> Problem details
Go over the entries and report the lines where the word "title" occurs.

> Excerpts from an interface dataset
------------------------

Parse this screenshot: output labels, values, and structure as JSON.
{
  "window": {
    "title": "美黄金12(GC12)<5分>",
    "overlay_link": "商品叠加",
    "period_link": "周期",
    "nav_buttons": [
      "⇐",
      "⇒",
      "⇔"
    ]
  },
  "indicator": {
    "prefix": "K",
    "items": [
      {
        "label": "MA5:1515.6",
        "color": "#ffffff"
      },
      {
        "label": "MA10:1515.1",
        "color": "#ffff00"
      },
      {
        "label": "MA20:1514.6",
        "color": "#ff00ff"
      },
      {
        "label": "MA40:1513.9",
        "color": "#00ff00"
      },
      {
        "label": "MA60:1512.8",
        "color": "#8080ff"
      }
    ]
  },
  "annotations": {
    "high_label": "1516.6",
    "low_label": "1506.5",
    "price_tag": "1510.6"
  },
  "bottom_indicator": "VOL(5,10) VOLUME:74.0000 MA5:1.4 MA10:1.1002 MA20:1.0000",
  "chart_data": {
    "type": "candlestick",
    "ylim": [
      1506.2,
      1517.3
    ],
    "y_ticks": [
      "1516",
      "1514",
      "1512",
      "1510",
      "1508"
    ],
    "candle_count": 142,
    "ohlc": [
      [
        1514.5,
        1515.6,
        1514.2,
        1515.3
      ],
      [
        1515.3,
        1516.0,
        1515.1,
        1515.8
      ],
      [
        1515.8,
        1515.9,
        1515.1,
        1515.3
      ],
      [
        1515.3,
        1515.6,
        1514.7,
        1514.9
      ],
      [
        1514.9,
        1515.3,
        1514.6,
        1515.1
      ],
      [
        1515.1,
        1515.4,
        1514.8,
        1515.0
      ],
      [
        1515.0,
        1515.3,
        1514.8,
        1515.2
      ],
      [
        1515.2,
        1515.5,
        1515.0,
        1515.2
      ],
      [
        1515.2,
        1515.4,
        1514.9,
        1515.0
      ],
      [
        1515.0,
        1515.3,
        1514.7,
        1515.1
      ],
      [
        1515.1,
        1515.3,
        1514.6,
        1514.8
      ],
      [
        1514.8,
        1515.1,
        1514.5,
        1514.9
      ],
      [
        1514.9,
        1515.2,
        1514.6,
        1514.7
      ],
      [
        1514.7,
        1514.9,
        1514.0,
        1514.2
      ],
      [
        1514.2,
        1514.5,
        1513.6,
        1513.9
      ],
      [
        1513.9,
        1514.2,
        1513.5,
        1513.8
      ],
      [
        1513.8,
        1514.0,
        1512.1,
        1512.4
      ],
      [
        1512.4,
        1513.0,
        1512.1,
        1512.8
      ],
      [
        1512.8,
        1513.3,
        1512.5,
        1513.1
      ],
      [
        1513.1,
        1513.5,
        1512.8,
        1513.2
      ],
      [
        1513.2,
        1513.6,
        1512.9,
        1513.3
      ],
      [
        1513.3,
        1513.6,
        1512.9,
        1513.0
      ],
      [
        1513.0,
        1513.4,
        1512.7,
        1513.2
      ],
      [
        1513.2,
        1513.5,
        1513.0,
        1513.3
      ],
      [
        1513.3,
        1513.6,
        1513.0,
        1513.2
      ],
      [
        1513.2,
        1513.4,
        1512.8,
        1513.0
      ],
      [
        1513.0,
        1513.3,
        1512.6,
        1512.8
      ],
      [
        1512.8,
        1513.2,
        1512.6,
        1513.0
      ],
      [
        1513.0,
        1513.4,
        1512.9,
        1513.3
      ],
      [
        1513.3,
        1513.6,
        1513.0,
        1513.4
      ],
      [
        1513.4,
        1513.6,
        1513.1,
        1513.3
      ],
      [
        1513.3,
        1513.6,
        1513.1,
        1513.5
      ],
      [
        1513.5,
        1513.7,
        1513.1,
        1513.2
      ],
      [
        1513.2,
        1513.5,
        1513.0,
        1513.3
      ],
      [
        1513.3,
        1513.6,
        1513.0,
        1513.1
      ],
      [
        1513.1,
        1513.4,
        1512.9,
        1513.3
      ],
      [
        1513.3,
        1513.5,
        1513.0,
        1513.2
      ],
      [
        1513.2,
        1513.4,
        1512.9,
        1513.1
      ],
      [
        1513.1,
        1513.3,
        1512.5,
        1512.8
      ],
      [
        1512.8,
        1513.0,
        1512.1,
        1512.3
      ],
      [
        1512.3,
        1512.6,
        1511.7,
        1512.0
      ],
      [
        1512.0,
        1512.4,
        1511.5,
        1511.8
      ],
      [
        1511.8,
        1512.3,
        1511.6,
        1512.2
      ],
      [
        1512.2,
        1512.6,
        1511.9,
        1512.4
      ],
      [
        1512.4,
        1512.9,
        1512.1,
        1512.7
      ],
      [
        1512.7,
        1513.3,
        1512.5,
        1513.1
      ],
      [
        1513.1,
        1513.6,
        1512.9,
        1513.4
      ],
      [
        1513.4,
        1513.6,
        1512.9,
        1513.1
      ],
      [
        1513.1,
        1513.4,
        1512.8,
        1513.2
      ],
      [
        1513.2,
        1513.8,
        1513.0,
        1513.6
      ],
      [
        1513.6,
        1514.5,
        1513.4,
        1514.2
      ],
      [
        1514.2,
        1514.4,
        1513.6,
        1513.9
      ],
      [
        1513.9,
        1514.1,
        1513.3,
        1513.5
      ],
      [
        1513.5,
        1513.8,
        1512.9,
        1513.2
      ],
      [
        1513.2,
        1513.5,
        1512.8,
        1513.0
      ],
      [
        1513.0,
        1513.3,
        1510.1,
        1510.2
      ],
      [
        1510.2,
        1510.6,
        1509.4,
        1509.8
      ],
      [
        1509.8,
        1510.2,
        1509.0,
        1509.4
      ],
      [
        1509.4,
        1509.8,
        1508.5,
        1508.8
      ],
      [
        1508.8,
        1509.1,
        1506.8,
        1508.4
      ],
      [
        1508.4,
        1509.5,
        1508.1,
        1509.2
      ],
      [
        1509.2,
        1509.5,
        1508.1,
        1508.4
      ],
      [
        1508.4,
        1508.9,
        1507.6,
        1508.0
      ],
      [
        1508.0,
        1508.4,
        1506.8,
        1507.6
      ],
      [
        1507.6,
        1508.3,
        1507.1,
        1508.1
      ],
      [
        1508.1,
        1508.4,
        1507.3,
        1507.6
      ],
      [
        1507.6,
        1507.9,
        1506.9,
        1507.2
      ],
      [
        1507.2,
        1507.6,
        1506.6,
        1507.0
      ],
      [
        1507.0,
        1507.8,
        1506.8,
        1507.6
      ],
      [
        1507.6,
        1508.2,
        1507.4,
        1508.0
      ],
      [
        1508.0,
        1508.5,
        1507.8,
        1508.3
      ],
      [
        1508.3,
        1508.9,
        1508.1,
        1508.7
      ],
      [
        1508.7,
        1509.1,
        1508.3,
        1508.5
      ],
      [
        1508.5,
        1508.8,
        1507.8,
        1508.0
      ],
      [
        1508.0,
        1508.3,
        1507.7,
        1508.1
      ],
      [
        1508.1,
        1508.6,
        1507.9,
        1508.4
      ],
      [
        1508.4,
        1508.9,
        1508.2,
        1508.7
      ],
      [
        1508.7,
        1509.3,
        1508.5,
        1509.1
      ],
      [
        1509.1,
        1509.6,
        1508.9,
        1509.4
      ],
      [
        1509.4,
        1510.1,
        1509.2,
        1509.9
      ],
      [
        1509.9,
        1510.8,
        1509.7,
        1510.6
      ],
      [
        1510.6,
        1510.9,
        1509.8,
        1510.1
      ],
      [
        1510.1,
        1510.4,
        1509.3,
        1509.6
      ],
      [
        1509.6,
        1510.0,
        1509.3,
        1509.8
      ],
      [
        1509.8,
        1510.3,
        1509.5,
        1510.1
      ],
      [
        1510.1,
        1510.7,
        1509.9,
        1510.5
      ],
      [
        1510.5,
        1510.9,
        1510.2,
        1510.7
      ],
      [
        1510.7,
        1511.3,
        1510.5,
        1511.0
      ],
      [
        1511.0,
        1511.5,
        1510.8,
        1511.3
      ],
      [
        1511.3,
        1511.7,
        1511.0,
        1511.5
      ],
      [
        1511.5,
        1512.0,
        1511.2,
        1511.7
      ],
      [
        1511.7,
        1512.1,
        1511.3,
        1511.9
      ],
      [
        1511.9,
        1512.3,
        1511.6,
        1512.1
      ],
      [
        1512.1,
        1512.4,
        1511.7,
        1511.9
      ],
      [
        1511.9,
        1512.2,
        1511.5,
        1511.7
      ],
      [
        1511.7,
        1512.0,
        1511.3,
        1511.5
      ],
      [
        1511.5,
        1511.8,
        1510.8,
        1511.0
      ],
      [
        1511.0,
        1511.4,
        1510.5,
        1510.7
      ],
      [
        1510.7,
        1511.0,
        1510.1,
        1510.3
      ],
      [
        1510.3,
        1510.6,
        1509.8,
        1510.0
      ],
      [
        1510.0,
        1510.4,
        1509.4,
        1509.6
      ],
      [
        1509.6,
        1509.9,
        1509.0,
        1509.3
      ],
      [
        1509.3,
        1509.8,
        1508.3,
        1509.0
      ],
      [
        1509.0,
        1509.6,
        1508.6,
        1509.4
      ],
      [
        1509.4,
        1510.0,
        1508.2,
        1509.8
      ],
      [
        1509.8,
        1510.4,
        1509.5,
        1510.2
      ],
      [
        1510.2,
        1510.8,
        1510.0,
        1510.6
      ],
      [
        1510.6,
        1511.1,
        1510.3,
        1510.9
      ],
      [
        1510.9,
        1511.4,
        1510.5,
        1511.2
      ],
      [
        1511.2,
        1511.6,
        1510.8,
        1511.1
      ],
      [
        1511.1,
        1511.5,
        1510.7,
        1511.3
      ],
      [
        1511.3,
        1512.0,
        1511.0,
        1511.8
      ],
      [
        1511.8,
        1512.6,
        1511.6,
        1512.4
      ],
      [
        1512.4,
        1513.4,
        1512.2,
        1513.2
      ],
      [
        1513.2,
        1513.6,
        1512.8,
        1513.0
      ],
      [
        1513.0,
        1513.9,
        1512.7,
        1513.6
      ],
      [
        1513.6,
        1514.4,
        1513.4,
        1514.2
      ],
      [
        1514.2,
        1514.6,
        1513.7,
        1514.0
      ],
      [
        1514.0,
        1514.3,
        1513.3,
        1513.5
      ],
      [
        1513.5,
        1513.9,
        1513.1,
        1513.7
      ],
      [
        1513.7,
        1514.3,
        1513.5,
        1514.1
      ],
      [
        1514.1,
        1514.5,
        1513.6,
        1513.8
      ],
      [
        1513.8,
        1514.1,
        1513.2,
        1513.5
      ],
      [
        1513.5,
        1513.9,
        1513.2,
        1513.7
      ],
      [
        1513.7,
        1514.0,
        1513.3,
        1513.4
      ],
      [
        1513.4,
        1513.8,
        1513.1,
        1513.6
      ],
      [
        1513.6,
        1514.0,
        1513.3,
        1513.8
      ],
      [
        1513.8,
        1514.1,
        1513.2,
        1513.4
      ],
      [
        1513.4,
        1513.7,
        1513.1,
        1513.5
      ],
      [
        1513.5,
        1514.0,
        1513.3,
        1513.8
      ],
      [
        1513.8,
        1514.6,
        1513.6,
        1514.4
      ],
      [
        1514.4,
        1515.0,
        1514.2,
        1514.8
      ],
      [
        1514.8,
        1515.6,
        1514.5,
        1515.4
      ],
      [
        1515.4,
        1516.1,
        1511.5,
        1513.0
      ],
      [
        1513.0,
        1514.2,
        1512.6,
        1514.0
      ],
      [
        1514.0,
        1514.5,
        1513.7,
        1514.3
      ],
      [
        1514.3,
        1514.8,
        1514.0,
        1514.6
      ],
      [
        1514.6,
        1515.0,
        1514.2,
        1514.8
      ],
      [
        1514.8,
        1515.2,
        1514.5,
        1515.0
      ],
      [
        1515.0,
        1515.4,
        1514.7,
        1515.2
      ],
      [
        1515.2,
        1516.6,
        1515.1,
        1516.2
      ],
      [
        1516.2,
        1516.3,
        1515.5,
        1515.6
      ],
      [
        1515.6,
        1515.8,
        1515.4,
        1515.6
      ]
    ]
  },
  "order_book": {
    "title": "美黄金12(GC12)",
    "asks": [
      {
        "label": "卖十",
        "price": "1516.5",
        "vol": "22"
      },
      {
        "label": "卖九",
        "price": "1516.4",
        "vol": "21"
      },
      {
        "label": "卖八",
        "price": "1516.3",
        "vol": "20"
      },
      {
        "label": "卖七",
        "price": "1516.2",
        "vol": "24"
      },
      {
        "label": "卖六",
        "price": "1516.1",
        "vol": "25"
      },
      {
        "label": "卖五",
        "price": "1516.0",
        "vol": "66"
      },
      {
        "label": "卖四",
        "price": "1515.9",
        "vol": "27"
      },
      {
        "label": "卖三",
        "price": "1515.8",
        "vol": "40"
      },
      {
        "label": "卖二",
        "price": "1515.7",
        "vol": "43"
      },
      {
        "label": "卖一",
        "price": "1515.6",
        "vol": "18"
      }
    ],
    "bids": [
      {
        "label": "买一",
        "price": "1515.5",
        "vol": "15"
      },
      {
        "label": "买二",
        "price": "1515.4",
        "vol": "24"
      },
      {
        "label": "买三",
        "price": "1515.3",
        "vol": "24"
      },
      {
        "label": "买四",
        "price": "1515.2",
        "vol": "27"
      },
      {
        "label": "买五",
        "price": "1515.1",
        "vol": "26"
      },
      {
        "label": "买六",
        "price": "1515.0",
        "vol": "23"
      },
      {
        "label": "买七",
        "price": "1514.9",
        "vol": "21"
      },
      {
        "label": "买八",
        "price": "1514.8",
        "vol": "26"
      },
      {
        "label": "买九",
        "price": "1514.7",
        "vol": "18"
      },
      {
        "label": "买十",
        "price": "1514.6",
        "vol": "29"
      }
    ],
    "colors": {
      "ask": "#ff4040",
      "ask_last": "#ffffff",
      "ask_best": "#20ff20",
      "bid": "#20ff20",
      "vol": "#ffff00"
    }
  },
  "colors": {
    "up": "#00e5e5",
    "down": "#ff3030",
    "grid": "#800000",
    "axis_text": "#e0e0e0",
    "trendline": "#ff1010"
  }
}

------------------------

> Task response
    "title": "美黄金12(GC12)<5分>",
    "title": "美黄金12(GC12)",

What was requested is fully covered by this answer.